### RECORDS PROVIDED
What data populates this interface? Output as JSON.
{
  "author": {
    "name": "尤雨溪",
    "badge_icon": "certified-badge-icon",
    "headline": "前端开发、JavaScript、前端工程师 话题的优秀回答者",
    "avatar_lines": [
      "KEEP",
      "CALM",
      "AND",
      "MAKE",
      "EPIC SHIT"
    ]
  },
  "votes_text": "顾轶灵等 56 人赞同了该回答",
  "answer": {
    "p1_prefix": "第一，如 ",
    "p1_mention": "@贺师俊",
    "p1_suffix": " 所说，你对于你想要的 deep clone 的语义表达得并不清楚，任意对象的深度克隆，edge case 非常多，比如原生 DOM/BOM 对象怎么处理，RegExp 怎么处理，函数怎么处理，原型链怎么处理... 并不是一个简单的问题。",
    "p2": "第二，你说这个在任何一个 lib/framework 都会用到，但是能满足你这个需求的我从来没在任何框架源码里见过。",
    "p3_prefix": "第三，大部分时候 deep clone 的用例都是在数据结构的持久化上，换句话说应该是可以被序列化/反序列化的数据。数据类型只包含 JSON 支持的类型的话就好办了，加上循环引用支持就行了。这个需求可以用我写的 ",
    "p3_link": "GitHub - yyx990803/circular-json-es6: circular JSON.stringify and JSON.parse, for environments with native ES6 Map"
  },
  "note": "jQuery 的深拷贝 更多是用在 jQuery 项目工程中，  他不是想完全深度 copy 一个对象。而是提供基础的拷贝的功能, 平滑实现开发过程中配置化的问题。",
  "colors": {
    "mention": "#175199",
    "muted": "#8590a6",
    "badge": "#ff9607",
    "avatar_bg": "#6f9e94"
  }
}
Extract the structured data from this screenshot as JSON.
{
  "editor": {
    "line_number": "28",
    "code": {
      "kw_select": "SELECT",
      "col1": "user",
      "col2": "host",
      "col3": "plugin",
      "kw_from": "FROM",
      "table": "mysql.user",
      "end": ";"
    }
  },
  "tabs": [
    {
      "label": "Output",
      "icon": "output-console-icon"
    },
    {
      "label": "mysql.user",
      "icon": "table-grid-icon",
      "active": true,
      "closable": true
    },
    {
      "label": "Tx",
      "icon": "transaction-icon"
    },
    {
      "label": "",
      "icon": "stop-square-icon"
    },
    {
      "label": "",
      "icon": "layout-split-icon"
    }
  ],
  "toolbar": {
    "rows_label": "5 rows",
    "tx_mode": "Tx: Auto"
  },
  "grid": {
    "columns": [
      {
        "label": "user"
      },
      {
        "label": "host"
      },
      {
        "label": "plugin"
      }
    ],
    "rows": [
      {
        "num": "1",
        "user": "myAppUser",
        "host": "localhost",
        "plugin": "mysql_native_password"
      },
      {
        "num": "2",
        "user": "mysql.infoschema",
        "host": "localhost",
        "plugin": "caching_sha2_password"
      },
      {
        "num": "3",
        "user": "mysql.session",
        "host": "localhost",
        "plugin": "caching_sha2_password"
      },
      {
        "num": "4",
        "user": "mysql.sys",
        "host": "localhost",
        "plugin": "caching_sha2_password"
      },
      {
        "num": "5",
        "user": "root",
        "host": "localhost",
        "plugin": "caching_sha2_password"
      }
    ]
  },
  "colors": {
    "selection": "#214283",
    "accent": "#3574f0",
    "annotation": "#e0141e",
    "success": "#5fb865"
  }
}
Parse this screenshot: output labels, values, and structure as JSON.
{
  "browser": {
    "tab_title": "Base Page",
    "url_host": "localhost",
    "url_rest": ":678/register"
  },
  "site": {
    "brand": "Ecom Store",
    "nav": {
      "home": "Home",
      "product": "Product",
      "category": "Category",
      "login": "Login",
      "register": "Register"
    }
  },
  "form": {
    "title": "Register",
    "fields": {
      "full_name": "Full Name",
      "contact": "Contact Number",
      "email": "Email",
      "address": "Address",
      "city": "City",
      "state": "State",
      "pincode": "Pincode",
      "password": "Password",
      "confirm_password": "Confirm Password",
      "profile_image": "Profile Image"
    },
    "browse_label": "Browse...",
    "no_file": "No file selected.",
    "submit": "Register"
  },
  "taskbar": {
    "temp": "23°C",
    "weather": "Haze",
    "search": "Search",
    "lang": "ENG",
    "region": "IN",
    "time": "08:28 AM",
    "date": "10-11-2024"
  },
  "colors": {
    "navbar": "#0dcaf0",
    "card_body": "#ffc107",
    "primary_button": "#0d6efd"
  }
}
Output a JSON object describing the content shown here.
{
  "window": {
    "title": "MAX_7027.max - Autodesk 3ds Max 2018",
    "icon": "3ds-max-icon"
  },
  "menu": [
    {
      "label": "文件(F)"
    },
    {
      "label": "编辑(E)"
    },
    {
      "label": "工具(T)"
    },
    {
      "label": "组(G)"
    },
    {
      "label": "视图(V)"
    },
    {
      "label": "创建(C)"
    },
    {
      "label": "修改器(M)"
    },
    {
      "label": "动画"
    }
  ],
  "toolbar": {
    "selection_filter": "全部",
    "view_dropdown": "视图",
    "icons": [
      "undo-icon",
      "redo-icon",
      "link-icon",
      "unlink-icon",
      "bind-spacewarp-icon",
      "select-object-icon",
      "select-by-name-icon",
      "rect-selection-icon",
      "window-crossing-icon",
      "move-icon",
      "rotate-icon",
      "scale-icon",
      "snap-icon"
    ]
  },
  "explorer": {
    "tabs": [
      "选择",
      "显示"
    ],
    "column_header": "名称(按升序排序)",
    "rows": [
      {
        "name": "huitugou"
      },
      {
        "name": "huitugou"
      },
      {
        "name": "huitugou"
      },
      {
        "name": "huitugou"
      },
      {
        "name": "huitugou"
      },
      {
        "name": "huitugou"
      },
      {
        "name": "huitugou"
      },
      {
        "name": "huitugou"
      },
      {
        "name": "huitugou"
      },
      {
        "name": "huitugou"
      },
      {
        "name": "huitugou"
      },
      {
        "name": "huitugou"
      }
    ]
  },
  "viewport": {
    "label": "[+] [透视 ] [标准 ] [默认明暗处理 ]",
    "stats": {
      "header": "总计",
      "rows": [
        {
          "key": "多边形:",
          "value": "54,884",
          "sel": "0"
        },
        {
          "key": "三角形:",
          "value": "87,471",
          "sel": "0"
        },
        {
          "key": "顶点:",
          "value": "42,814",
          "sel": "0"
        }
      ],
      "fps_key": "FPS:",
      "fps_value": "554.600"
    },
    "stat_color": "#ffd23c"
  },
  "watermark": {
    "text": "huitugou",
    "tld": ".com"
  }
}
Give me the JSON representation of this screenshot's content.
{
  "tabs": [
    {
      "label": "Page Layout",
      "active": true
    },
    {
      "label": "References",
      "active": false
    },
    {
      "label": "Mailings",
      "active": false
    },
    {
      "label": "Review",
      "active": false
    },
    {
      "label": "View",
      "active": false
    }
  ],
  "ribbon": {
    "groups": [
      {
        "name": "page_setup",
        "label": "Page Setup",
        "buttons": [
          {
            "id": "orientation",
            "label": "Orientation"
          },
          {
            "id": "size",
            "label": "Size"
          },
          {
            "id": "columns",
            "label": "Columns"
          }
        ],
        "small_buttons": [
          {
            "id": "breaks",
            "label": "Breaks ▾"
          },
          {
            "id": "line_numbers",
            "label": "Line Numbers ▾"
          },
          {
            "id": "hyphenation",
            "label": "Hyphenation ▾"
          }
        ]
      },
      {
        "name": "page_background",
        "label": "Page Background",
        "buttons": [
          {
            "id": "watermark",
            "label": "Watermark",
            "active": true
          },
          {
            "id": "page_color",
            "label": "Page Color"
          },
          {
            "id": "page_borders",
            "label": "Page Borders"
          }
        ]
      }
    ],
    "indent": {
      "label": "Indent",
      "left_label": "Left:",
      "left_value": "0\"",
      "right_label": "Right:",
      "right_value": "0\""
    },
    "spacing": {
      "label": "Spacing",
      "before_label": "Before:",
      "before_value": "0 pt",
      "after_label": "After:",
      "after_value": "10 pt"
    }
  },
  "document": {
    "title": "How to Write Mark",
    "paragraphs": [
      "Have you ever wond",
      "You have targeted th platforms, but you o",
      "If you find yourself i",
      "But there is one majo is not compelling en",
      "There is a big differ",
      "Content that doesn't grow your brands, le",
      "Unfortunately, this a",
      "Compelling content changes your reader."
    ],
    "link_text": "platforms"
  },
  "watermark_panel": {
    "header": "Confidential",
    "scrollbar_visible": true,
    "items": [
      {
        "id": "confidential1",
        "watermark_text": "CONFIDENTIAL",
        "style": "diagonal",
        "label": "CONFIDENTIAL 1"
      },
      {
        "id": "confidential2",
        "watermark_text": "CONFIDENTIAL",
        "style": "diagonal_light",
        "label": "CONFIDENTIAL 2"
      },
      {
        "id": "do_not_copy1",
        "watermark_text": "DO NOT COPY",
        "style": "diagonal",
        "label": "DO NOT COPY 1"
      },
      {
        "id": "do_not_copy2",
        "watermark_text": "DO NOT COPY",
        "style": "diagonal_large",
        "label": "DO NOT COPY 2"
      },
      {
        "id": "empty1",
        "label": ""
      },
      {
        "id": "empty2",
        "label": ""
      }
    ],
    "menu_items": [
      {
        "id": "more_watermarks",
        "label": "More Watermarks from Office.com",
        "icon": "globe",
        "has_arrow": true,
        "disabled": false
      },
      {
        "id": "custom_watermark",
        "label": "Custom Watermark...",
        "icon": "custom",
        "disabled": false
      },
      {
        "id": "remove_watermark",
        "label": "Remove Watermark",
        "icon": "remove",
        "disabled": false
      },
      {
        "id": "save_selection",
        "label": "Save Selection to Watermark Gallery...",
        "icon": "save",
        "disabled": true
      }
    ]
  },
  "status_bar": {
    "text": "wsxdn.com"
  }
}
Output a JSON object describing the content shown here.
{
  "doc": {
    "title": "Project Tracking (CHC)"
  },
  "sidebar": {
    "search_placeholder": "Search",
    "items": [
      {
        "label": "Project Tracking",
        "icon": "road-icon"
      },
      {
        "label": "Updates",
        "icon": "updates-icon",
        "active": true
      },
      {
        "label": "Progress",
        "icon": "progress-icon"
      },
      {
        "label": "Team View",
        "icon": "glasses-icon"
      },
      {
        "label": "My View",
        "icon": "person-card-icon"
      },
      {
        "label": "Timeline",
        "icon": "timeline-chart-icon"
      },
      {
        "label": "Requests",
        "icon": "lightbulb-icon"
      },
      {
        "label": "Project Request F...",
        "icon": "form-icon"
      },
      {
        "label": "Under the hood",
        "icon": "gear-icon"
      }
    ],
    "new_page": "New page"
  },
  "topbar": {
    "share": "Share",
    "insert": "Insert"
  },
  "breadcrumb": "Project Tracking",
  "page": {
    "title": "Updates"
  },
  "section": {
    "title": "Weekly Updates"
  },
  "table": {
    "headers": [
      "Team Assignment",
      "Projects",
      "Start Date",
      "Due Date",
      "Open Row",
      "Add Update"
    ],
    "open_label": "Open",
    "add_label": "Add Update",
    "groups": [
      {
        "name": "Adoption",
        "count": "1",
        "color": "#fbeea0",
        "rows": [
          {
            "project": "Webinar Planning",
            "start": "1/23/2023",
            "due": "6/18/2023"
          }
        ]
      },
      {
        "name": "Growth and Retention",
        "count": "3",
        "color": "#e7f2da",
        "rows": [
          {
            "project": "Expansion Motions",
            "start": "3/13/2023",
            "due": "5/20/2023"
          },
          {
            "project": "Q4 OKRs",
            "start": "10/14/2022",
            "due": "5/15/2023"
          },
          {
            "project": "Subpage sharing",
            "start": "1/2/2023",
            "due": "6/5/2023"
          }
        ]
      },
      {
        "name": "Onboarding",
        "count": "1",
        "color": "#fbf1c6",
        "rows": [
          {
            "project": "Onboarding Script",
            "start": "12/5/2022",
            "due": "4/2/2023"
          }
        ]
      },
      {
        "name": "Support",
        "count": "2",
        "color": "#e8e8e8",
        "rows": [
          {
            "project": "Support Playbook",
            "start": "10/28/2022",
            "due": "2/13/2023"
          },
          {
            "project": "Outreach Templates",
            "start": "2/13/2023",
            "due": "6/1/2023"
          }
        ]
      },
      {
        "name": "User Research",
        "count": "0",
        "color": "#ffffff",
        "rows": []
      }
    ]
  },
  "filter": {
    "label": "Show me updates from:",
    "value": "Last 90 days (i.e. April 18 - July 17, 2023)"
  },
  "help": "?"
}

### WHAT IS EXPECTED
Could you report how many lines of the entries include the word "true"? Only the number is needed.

### SOLUTION TO THIS EXERCISE
8